[[ PROVIDED DATA open ]]

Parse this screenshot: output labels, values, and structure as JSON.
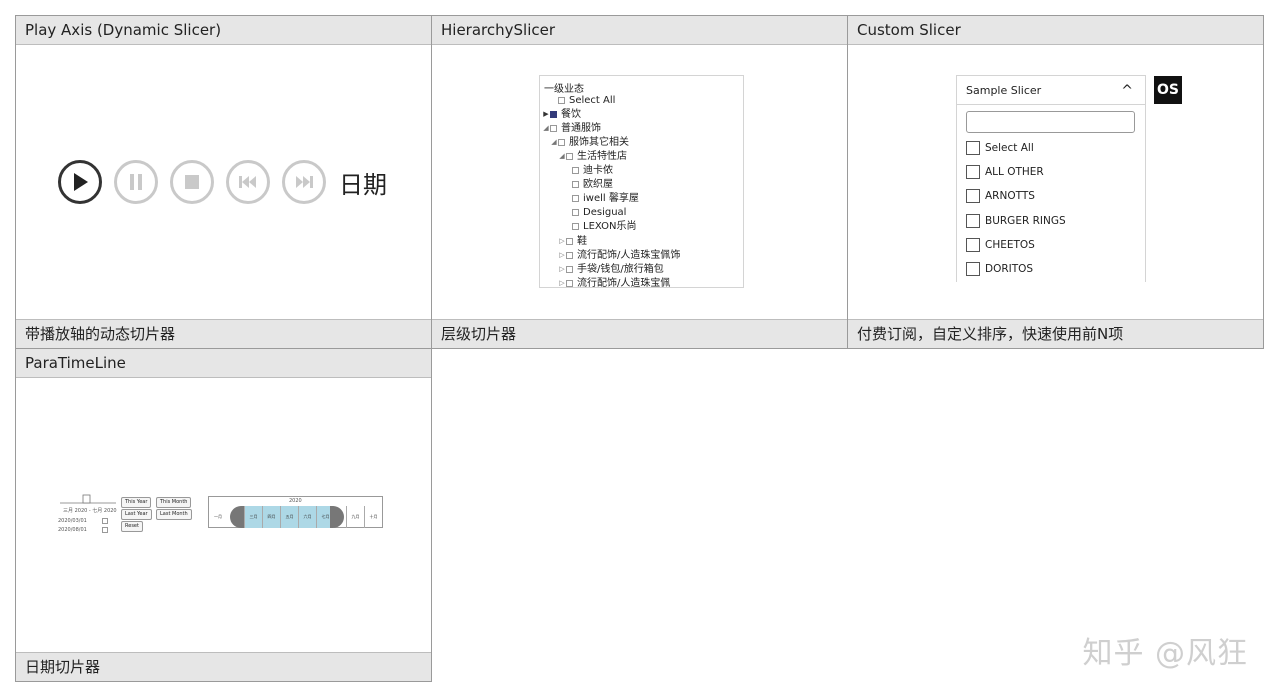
{
  "cells": {
    "play_axis": {
      "title": "Play Axis (Dynamic Slicer)",
      "caption": "带播放轴的动态切片器",
      "label": "日期"
    },
    "hierarchy": {
      "title": "HierarchySlicer",
      "caption": "层级切片器",
      "tree_title": "一级业态",
      "rows": [
        "Select All",
        "餐饮",
        "普通服饰",
        "服饰其它相关",
        "生活特性店",
        "迪卡侬",
        "欧织屋",
        "iwell 馨享屋",
        "Desigual",
        "LEXON乐尚",
        "鞋",
        "流行配饰/人造珠宝佩饰",
        "手袋/钱包/旅行箱包",
        "流行配饰/人造珠宝佩"
      ]
    },
    "custom": {
      "title": "Custom Slicer",
      "caption": "付费订阅，自定义排序，快速使用前N项",
      "header": "Sample Slicer",
      "items": [
        "Select All",
        "ALL OTHER",
        "ARNOTTS",
        "BURGER RINGS",
        "CHEETOS",
        "DORITOS"
      ],
      "logo": "OS"
    },
    "paratimeline": {
      "title": "ParaTimeLine",
      "caption": "日期切片器",
      "range_text": "三月 2020 - 七月 2020",
      "start_date": "2020/03/01",
      "end_date": "2020/08/01",
      "buttons": [
        "This Year",
        "This Month",
        "Last Year",
        "Last Month",
        "Reset"
      ],
      "year": "2020",
      "months": [
        "一月",
        "三月",
        "四月",
        "五月",
        "六月",
        "七月",
        "九月",
        "十月"
      ]
    }
  },
  "watermark": "知乎 @风狂"
}
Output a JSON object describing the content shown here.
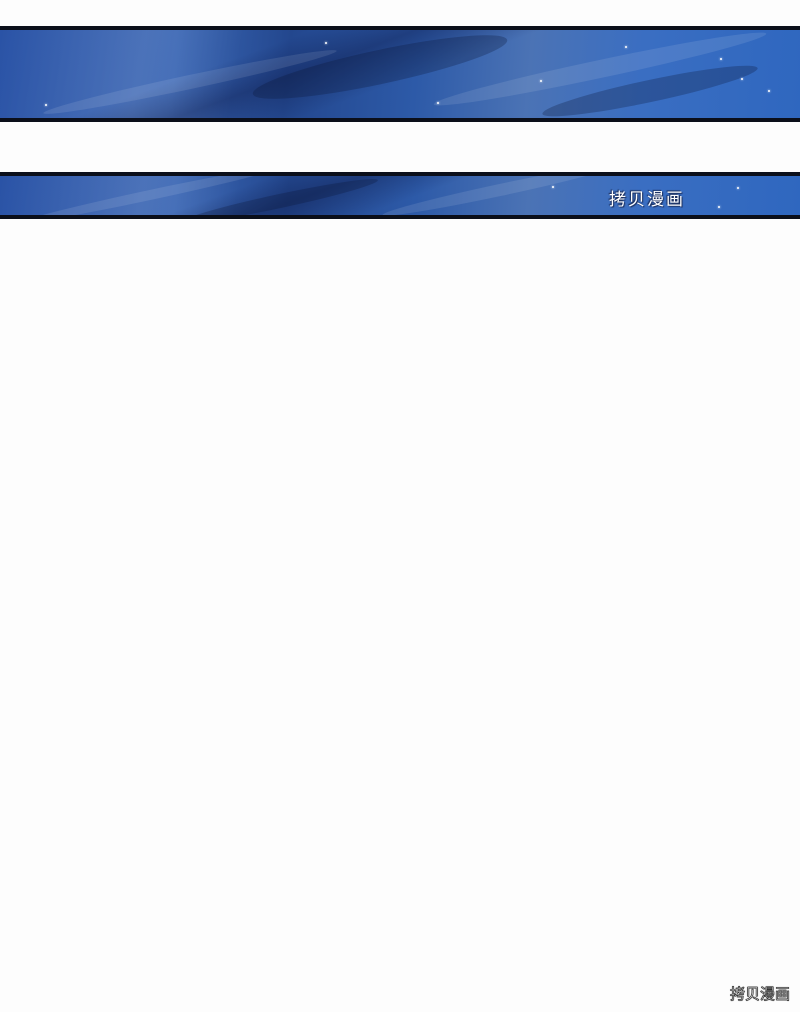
{
  "panels": {
    "top": {
      "description_colors": [
        "#2a53a6",
        "#23478e",
        "#4b73b5",
        "#0b0f1a"
      ]
    },
    "second": {
      "caption": "拷贝漫画"
    }
  },
  "watermark": {
    "text": "拷贝漫画"
  }
}
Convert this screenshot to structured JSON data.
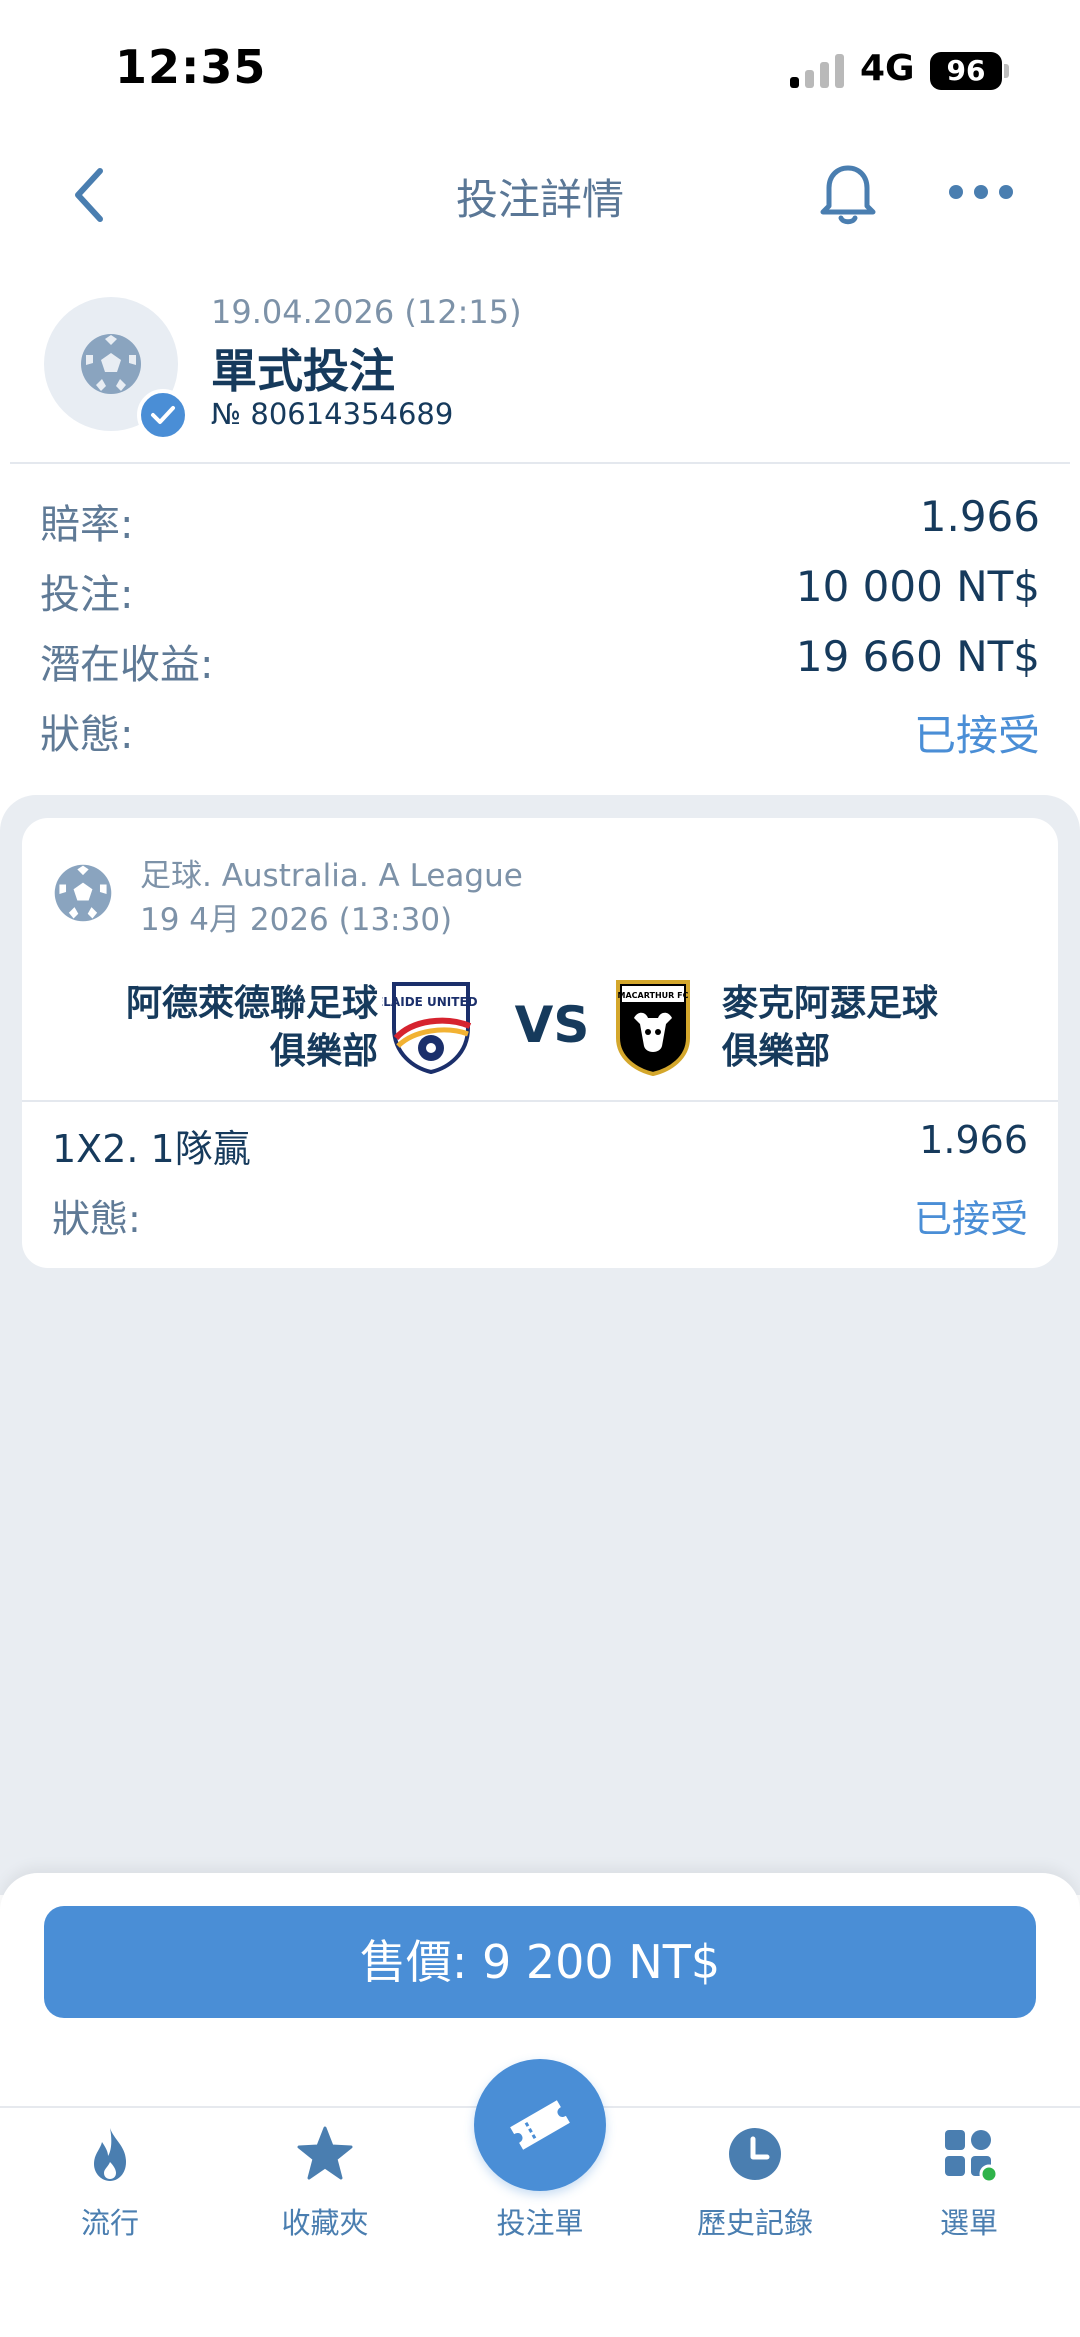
{
  "status_bar": {
    "time": "12:35",
    "network": "4G",
    "battery": "96"
  },
  "nav": {
    "title": "投注詳情"
  },
  "bet": {
    "date": "19.04.2026 (12:15)",
    "type": "單式投注",
    "number": "№ 80614354689"
  },
  "summary": {
    "odds_label": "賠率:",
    "odds_value": "1.966",
    "stake_label": "投注:",
    "stake_value": "10 000 NT$",
    "potential_label": "潛在收益:",
    "potential_value": "19 660 NT$",
    "status_label": "狀態:",
    "status_value": "已接受"
  },
  "event": {
    "league": "足球. Australia. A League",
    "time": "19 4月 2026 (13:30)",
    "home_line1": "阿德萊德聯足球",
    "home_line2": "俱樂部",
    "vs": "VS",
    "away_line1": "麥克阿瑟足球",
    "away_line2": "俱樂部",
    "home_logo_text": "ADELAIDE UNITED F.C.",
    "away_logo_text": "MACARTHUR FC",
    "market": "1X2. 1隊贏",
    "market_odds": "1.966",
    "status_label": "狀態:",
    "status_value": "已接受"
  },
  "sell_button": "售價: 9 200 NT$",
  "tabs": {
    "popular": "流行",
    "favorites": "收藏夾",
    "betslip": "投注單",
    "history": "歷史記錄",
    "menu": "選單"
  },
  "colors": {
    "accent": "#4a8ed6",
    "text": "#163a5c",
    "muted": "#5f7a96",
    "background_grey": "#e9edf2"
  }
}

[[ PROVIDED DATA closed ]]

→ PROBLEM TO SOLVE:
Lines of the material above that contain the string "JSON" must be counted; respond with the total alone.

→ REPLY:
3